This Is What It's Like to Give Birth When You Have Two Vaginas

Laurie Martino was 26 years old and in the middle of giving birth to her first child when she discovered she had two uteruses. Her doctor tried and failed twice to manually breech her son. He decided on an emergency C-section and was surprised to find two uteruses.

Martino was shocked, but knew it explained some health issues from her past: an onslaught of urinary tract infections that caused kidney reflux disorder, severe cramping periods, etc.


"Doctors should have caught my condition when I was little, every time I had a sonogram," she told Woman's Day. "We have absolutely no idea how they didn't."

Her anomalous congenital condition is known as uterus didelphys, and it affects around one in every 2,000 women — and many of them aren't even aware of their condition. It occurs during the embryonic stage of human development, when a female has more than one "uterine horn." If the two tubes, called Müllerian ducts, fail to fuse together, the uterus does not come together, likely due to an error in the signal instructing cells to migrate. The result: a double uterus with two cervixes and, sometimes, a double vagina.

See Krista Schwab and Victoria Pottle. Both women are 33 years old and have two uteruses. Both were told they wouldn't ever have children naturally, but Schwab is now in the final trimester of a healthy baby boy, and Pottle is a proud mom of three. Schwab has two uteruses, two cervixes, one functioning ovary on the right side, and a vagina separated into two canals by a septum. Pottle also has two uteruses, two cervixes, and one ovary, but she has fallopian tubes on both sides. She had a thin vaginal septum like Schwab, but it tore and dissolved during her first childbirth.

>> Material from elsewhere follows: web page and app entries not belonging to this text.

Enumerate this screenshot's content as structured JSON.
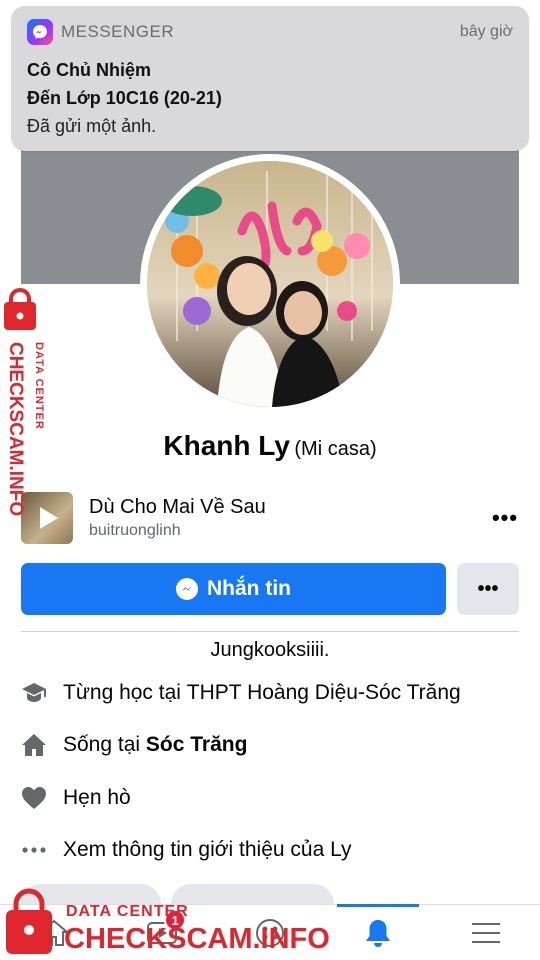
{
  "notification": {
    "app": "MESSENGER",
    "time": "bây giờ",
    "title_line1": "Cô Chủ Nhiệm",
    "title_line2": "Đến Lớp 10C16 (20-21)",
    "body": "Đã gửi một ảnh."
  },
  "profile": {
    "name": "Khanh Ly",
    "nickname": "(Mi casa)",
    "bio": "Jungkooksiiii."
  },
  "song": {
    "title": "Dù Cho Mai Về Sau",
    "artist": "buitruonglinh",
    "more": "•••"
  },
  "actions": {
    "message_label": "Nhắn tin",
    "more_label": "•••"
  },
  "info": {
    "education_prefix": "Từng học tại ",
    "education_place": "THPT Hoàng Diệu-Sóc Trăng",
    "lives_prefix": "Sống tại ",
    "lives_place": "Sóc Trăng",
    "dating": "Hẹn hò",
    "about": "Xem thông tin giới thiệu của Ly"
  },
  "tabbar": {
    "notification_badge": "1"
  },
  "watermark": {
    "line1": "DATA CENTER",
    "line2": "CHECKSCAM.INFO"
  },
  "colors": {
    "accent": "#1877f2",
    "badge": "#e41e3f",
    "watermark": "#e0262d"
  }
}
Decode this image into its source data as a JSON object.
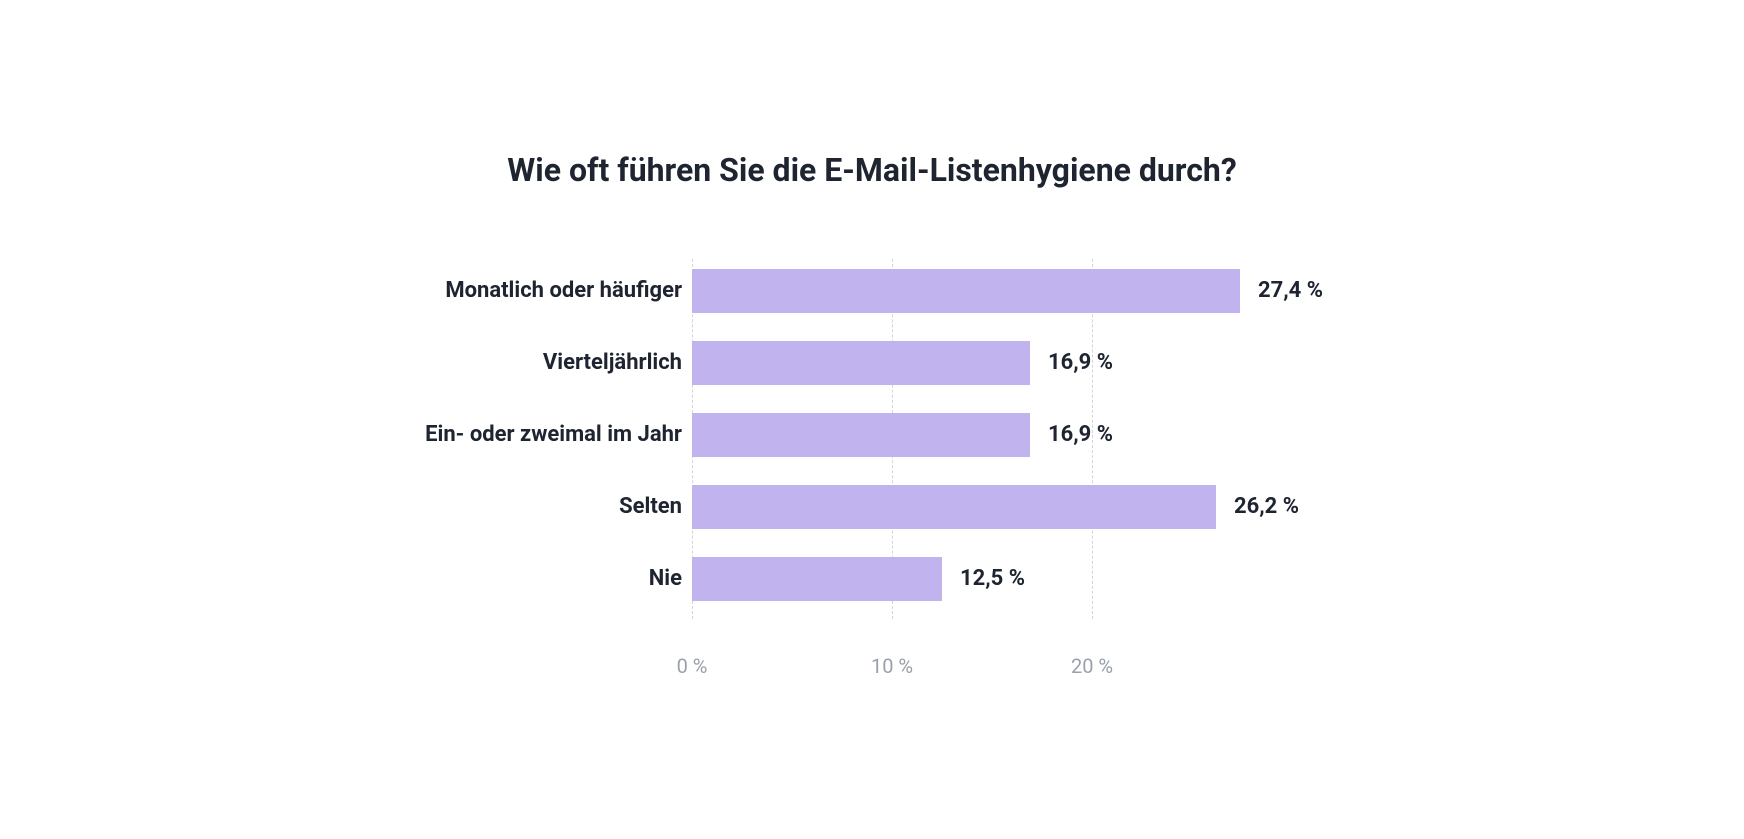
{
  "chart_data": {
    "type": "bar",
    "orientation": "horizontal",
    "title": "Wie oft führen Sie die E-Mail-Listenhygiene durch?",
    "categories": [
      "Monatlich oder häufiger",
      "Vierteljährlich",
      "Ein- oder zweimal im Jahr",
      "Selten",
      "Nie"
    ],
    "values": [
      27.4,
      16.9,
      16.9,
      26.2,
      12.5
    ],
    "value_labels": [
      "27,4 %",
      "16,9 %",
      "16,9 %",
      "26,2 %",
      "12,5 %"
    ],
    "xlabel": "",
    "ylabel": "",
    "xlim": [
      0,
      30
    ],
    "x_ticks": [
      0,
      10,
      20
    ],
    "x_tick_labels": [
      "0 %",
      "10 %",
      "20 %"
    ],
    "bar_color": "#c1b3ed",
    "grid": "dashed-vertical"
  }
}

(Photo: Krista Schwab / Woman's Day)

All three women discovered that they had two uteruses later in life — something that's not uncommon for women with uterus didelphys, according to Dr. Robert Zurawin, M.D., obstetrician and gynecologist at Baylor College of Medicine in Houston, Texas.

"There would be no reason for them to [know]," Dr. Zurawin told Woman's Day. "It's asymptomatic, but gynecologists should be able to detect it anyway."

Although Dr. Zurawin says uterus didelphys is asymptomatic, some women, like Martino, may experience pain or other symptoms — which most likely means they're an exception to the no-symptoms rule.

"My doctor said it's closest to uterus didelphys, but it is very different than most — that could be why I experienced pain," Martino, now 28, told Woman's Day.

Uterus didelphys doesn't exactly cause problems with getting pregnant — the issues pop up after conception. While you may think the vaginal septum could cause issues obstructing intercourse or expelling blood and discharge (which it totally can), one side of the septum can actually stretch, and become the preferred side.

Women with the condition usually try their luck on both sides of their vaginal septums. It's possible that both uteruses could get pregnant (and go into labor) at the same time, but it's not possible for one uterus to get pregnant after the other already is, simply because the body stops ovulating.

(Photo: Victoria Pottle / Woman's Day)

Dr. Zurawin says women with uterus didelphys do not always have fully developed uterine linings, which is where implantation of a fertilized egg and the attachment of the placenta (which supplies oxygen and nutrients to the fetus) occurs. Another issue pregnant women with two uteruses run into is when the uterus is irregularly shaped, preventing it from stretching to accommodate a growing fetus, a factor that could cause a breech birth.

Now that doctors are learning more about the condition, diagnosed women are using social media to connect, share stories and offer support to one another. In fact, Martino started a private Facebook group after she was diagnosed.

"Once I started telling people about it, a friend knew [another woman with the condition]," Martino says. "I got her number and texted her one day and said, 'Hey, I heard that you have two uteruses,' and then we became good friends."

Both Schwab and Pottle rely on Martino's Facebook group for support.

"There are things that my doctor wanted to do like pap smears and cultures that you don't do if you have my condition," Schwab told Woman's Day, explaining that cultures could scrape the already thin cervix. "My doctor wasn't aware and she was going to do it; if it weren't for that Facebook group, I could have possibly lost the baby."


Both of Martino's pregnancies were happy, healthy surprises; she was even able to find a high-risk doctor trained in vaginal birth after Caesarian or VBACs so she didn't have to undergo another surgery after the birth of her first son.

"I would tell people to not live in fear in thinking that they can't have kids if there's this abnormality," she says. "So many doctors will plant that in your head. I want to encourage other women: If [your reproductive system] is different, don't live in fear. There's a reason we're created how we are."